This lack of information on which workflows and processes need to be updated and automated leads to massive inefficiencies within less digitally mature organizations. And, not surprisingly, inefficient tasks dampen the employee experience. We found that a large majority of employees in the lower stages of maturity—around 75% of the Limited and Invested groups—report that inefficient workflows and processes negatively impact their workday.

Use technology to improve the workday.

Optimized organizations not only track data on workflow inefficiencies, but they take action. In fact, 49% report their workday isn’t impacted by inefficient workflows. We found that the further along an organization is in its digital maturity, the more likely it is to use workflow automation to improve employees’ jobs.  

of Optimized organizations report their workday isn’t impacted by inefficient workflows.

Optimized organizations improve the workday with automation

look for ways to improve workflows
collect all signatures digitally
have completely automated all workflows
have digitized all forms and documents

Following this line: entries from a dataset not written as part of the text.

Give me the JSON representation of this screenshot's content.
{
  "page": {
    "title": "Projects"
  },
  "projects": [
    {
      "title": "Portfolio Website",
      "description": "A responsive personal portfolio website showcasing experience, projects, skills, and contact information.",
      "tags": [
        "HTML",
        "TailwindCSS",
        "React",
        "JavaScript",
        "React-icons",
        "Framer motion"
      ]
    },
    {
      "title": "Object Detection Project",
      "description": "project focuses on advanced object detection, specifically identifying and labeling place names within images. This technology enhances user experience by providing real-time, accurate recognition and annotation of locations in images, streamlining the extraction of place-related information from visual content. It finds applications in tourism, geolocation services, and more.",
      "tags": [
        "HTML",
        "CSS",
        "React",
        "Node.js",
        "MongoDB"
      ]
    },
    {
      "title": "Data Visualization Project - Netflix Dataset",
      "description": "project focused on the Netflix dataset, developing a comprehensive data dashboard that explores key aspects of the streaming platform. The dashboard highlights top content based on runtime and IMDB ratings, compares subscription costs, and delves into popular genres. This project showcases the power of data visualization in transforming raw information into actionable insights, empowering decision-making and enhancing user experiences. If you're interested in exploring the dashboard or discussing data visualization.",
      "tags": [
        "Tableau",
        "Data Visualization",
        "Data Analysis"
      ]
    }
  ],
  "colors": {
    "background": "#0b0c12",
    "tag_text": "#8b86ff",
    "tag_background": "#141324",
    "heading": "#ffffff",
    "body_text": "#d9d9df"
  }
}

Thanks to these efforts, employees at Optimized organizations spend less time on inefficient tasks. Only 34% of employees at Optimized organizations spend two or more hours each day on inefficient tasks, compared to 50% of Limited. Just think about that—if the average annual wage in the U.S. is $53,383*, one employee wasting two hours per day on inefficient tasks costs your organization about $13,345 a year. For an organization of 100 employees, that adds up to more than $1.3 million.

*According to the U.S. Social Security Administration

One employee wasting two hours per day on inefficient tasks costs your organization about $13,345 a year.

Paper is a leading cause of concern for employees

report paper forms and documents negatively impact their business
say paper makes them less efficient and productive

When we asked survey respondents about their least favorite process at work, paper emerged as a popular theme. Here are a few samples of those responses:

Filing paperwork would be the least favorite process.
My least favorite process is having to print out the documents I create. I have to print out a document for each office, which ends up being around eight copies of a document. That often approaches 90-100 pages, and then I have to hand-deliver them. This entire process could just as easily be done via email and save a lot of time and money.
Passing along paperwork to be signed.
Paperwork takes up too much time, it's inefficient for healthcare, and it's not sustainable.
I don't like paperwork at all. It's time-consuming and annoying for customers too.
Going through paper forms, labs, and documents to assign them to the correct people and then having to scan each one into the correct chart.
I do not enjoy the administrative portion of my job where I have to do repetitive, mindless tasks.
The process of manually transferring paper documents to digital.
Having to manually write workup cards for every one of our patient samples. Most other places have gone paperless 10 years ago. It's very time-consuming and invites typos and other mistakes.

Key Takeaway

You can improve the employee experience at your organization by devoting time to tracking inefficiencies, improving workflows, and eliminating paper. If these efforts aren’t prioritized, the employee experience will suffer, and retention rates will likely fall. The most successful organizations use technology to remove repetitive tasks and inefficiencies, which helps employees become more productive and satisfied with their jobs.